Element data from apps and pages:
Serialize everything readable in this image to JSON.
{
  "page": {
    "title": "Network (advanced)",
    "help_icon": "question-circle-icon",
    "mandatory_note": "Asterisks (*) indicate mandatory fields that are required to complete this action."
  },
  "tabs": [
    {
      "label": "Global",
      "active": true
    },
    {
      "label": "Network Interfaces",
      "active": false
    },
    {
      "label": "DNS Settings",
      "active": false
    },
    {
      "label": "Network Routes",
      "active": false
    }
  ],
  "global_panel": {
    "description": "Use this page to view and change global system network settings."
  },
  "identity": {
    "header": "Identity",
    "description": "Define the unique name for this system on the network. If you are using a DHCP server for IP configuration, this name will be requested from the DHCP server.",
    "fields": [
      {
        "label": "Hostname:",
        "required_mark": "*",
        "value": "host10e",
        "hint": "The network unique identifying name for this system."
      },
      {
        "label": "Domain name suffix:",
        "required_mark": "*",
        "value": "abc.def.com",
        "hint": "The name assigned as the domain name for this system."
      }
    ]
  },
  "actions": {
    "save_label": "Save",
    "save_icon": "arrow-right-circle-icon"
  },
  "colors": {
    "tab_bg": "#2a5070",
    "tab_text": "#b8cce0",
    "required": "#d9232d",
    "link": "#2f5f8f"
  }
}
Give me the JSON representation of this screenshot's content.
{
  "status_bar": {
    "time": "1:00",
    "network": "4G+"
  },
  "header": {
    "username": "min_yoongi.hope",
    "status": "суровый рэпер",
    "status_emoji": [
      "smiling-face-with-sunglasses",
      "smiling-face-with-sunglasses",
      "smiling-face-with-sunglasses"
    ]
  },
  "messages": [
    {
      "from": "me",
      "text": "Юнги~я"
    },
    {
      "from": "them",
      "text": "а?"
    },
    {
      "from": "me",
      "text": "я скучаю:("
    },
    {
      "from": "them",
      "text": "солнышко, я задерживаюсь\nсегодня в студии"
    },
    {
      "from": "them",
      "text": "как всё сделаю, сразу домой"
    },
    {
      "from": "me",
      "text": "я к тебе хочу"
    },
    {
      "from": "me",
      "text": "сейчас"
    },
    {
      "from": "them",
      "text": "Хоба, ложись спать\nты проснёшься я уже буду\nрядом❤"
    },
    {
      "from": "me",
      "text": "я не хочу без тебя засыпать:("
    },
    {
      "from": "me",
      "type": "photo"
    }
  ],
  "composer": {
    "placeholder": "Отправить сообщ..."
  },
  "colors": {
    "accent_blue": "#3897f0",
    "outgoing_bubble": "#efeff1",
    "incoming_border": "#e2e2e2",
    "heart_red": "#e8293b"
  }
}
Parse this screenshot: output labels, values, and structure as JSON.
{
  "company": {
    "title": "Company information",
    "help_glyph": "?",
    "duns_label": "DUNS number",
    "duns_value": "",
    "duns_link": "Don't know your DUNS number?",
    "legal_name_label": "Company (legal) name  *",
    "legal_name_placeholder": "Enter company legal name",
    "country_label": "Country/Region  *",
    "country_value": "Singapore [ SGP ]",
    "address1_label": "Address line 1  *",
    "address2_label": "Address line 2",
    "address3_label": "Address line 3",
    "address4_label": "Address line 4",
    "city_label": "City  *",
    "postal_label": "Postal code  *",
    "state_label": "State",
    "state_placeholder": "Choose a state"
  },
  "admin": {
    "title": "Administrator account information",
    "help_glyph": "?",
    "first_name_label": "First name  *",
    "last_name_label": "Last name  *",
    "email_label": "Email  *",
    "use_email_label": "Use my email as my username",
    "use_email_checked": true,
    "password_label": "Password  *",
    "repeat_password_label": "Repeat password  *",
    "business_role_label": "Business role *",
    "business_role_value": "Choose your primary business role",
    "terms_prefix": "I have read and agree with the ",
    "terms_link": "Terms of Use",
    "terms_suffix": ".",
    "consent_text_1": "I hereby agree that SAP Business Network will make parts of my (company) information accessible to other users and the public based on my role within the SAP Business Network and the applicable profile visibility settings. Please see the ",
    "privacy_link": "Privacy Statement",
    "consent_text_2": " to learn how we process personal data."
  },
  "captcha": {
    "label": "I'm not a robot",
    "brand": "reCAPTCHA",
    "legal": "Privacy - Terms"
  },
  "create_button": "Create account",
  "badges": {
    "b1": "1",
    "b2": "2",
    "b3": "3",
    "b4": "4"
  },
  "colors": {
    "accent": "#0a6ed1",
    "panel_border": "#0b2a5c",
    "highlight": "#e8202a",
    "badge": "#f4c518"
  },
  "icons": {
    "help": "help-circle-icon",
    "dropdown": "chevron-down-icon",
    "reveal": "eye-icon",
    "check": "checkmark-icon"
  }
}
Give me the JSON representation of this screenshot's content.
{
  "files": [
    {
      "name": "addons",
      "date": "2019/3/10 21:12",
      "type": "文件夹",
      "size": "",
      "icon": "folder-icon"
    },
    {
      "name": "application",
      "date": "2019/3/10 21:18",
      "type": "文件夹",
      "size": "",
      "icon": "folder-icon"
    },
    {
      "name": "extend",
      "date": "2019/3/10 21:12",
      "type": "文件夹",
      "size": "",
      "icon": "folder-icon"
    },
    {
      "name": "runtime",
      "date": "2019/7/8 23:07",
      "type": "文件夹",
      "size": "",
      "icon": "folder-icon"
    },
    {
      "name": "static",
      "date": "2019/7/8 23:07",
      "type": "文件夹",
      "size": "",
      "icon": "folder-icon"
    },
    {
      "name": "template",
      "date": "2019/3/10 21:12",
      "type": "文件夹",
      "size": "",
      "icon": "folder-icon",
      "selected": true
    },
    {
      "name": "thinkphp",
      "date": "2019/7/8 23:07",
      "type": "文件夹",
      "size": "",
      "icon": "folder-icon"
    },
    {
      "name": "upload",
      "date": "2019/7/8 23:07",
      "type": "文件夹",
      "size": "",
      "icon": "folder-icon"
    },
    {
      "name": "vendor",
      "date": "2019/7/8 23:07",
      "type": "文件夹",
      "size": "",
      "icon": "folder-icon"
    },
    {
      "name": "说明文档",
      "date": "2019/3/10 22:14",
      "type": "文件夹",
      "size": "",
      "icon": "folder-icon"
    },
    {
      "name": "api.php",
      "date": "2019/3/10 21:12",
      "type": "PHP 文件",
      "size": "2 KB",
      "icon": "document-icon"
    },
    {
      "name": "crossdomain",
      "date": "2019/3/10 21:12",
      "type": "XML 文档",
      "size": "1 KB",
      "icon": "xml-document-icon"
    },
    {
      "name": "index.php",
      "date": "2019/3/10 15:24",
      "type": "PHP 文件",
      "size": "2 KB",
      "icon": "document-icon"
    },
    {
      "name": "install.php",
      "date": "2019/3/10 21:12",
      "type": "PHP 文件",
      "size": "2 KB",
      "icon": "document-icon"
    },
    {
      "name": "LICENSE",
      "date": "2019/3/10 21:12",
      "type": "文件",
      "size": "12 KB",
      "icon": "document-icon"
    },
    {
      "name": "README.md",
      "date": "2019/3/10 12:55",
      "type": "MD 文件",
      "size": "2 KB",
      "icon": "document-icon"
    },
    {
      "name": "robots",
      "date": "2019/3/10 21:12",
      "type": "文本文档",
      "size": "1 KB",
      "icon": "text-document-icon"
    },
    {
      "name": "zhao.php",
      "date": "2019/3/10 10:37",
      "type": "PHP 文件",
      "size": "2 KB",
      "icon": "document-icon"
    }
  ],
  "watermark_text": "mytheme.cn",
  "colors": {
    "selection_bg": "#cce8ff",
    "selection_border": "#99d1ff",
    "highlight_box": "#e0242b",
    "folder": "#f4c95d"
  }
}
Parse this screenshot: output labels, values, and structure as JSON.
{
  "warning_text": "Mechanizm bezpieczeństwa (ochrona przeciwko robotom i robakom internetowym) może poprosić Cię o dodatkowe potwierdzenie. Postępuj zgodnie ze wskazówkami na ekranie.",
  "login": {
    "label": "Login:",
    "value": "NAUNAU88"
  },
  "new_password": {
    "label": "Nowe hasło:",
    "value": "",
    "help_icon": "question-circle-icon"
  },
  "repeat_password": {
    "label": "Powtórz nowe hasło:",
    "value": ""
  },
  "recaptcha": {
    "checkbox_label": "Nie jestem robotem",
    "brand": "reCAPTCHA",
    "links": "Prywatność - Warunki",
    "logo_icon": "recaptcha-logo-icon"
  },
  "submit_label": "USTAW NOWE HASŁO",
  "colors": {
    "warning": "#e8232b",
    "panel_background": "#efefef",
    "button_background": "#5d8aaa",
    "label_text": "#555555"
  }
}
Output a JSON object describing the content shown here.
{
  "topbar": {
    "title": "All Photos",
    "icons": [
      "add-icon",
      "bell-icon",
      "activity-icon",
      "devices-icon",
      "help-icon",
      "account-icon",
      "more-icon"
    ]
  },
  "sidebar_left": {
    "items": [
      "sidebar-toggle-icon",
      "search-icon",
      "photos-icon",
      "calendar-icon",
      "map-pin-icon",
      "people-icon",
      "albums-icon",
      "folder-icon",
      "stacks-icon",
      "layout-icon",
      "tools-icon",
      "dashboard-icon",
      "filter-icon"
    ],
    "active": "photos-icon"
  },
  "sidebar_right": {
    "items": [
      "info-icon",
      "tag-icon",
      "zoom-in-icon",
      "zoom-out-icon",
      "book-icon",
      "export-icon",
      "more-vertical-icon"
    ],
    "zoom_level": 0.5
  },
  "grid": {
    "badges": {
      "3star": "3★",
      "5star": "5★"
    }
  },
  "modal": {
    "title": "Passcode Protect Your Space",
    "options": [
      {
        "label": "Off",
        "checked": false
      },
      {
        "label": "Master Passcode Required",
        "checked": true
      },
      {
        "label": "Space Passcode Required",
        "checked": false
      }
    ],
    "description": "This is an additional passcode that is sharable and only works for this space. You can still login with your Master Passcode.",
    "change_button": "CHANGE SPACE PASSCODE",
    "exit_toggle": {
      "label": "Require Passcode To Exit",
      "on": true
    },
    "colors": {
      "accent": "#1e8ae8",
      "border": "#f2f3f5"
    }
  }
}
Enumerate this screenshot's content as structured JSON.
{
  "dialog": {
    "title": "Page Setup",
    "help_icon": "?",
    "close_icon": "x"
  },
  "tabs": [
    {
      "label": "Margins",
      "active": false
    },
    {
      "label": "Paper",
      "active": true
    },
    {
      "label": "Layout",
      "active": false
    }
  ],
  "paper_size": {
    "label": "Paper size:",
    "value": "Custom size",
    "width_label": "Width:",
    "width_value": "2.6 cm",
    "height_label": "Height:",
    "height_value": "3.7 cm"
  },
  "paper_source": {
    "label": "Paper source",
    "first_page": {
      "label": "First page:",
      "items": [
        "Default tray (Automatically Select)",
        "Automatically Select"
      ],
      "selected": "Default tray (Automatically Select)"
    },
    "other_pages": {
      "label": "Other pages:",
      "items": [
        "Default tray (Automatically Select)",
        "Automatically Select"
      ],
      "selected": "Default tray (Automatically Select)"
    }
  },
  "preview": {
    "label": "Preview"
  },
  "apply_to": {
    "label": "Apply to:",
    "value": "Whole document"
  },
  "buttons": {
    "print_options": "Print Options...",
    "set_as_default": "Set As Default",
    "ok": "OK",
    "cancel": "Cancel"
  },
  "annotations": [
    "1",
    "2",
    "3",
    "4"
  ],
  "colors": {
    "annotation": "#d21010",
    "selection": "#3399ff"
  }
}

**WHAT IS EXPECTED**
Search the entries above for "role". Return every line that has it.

**SOLUTION TO THIS EXERCISE**
    "business_role_label": "Business role *",
    "business_role_value": "Choose your primary business role",
    "consent_text_1": "I hereby agree that SAP Business Network will make parts of my (company) information accessible to other users and the public based on my role within the SAP Business Network and the applicable profile visibility settings. Please see the ",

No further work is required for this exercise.